• _Exercise instructions_
Check every line below for the word "label" and show those that hold it.

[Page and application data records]

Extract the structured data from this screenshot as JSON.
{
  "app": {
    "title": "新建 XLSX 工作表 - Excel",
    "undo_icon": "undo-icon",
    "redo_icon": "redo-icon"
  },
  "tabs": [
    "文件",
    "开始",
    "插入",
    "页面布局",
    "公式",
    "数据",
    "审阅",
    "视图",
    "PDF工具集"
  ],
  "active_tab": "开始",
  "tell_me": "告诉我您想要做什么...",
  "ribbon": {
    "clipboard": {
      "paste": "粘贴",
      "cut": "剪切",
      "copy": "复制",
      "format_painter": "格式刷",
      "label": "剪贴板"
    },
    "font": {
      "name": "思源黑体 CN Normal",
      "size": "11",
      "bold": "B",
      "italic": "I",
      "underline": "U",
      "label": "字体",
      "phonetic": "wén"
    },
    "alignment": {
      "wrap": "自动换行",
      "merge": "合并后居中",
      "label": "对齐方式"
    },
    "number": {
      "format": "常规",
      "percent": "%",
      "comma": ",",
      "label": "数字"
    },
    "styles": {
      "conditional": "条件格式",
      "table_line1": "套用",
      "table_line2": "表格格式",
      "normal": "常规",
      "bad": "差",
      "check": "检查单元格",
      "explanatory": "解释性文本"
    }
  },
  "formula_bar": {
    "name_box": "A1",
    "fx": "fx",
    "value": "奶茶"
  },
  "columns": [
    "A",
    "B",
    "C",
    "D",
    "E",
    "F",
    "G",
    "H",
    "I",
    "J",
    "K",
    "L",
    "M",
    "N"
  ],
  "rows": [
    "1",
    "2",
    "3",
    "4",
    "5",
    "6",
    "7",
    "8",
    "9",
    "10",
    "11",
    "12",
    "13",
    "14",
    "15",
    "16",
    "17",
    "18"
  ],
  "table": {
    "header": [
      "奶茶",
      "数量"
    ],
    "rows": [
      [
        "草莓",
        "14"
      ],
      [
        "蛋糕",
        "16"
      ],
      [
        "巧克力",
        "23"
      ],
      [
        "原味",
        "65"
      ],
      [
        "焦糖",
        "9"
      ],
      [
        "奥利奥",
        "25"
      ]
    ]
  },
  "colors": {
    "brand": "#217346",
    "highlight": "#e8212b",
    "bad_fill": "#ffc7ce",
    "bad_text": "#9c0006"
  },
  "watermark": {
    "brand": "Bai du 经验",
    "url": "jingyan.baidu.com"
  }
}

• _Answer area_
      "label": "剪贴板"
      "label": "字体",
      "label": "对齐方式"
      "label": "数字"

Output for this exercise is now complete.